THE ATLAS Experiment @ 13 TEV: Dispatches from the Energy Frontier

Monday, April 18, 2016 - 4:15pm
Public Lecture: 

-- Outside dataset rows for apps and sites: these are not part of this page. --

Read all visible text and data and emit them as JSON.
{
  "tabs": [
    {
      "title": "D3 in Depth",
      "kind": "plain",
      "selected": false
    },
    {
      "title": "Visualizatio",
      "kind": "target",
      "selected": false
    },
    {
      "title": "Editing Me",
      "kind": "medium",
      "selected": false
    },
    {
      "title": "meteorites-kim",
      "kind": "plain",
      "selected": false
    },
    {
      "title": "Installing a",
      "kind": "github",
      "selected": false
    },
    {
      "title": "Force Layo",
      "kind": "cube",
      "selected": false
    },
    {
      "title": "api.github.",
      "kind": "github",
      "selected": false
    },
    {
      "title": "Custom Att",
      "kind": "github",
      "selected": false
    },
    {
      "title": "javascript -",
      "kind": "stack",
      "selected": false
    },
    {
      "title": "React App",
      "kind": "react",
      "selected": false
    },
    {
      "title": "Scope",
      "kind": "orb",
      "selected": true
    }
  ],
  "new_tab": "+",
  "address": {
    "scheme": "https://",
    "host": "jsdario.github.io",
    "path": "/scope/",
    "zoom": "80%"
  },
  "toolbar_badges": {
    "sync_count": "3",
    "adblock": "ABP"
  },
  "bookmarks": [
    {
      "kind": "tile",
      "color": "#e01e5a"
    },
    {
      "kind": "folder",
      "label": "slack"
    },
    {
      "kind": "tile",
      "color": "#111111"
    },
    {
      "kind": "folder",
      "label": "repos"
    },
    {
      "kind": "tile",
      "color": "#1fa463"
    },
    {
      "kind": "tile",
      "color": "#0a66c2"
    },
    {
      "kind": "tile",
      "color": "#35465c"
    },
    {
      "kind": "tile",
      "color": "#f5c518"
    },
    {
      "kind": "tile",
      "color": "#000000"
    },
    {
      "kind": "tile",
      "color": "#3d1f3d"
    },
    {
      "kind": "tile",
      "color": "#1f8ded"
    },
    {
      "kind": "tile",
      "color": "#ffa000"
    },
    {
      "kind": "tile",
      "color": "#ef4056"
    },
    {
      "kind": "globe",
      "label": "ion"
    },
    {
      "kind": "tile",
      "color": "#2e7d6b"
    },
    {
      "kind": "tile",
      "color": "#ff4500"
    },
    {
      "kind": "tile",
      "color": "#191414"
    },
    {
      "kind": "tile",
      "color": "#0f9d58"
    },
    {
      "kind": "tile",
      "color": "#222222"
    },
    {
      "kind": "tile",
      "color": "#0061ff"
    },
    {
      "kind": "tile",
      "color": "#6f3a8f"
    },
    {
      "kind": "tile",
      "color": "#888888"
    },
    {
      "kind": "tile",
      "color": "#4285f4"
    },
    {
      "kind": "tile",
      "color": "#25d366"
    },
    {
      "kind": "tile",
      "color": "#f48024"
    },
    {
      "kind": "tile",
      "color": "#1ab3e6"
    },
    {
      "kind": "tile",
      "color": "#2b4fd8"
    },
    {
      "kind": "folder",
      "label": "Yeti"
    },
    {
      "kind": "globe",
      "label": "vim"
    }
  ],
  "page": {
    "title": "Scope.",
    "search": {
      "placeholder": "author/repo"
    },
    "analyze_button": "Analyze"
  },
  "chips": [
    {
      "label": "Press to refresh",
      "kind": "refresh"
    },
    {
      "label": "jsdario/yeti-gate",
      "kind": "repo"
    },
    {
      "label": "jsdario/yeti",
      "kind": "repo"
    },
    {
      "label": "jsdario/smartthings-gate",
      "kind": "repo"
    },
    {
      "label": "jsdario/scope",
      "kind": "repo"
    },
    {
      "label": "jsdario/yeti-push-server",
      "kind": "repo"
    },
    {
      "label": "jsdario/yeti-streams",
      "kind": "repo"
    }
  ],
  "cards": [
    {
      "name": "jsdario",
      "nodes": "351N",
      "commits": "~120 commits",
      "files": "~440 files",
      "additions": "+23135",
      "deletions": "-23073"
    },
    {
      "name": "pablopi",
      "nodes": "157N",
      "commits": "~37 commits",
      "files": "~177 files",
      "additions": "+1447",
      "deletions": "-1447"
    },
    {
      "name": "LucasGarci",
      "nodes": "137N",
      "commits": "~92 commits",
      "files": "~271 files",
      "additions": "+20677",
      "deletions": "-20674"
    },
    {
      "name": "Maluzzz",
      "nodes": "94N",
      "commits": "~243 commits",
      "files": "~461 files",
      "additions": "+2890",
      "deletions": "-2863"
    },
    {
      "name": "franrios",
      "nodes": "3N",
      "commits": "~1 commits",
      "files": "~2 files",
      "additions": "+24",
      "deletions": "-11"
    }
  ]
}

Run I of the Large Hadron Collider, which ended in 2012, was an unequivocal success.  The ATLAS and CMS experiments discovered the Higgs boson, and hundreds of measurements and searches expanded our knowledge of the Standard Model of particle physics.   In the spring of 2015 the Large Hadron Collider resumed proton-proton collisions at nearly twice the center-of-mass energy of Run I. The increase to 13 TeV collisions presents new opportunities for discoveries of physics beyond the Standard Model as well as a new regime to study Standard Model processes. The ATLAS detector, one of two general purpose particle detectors at the LHC, underwent a number of technical improvements in preparation for the new running conditions and nearly 4 fb-1 of high quality data were recorded in 2015.  I will review these improvements, as well as the results obtained from the 2015 running.  I will also preview the physics analyses and detector improvements we are looking forward to in the rest of Run II.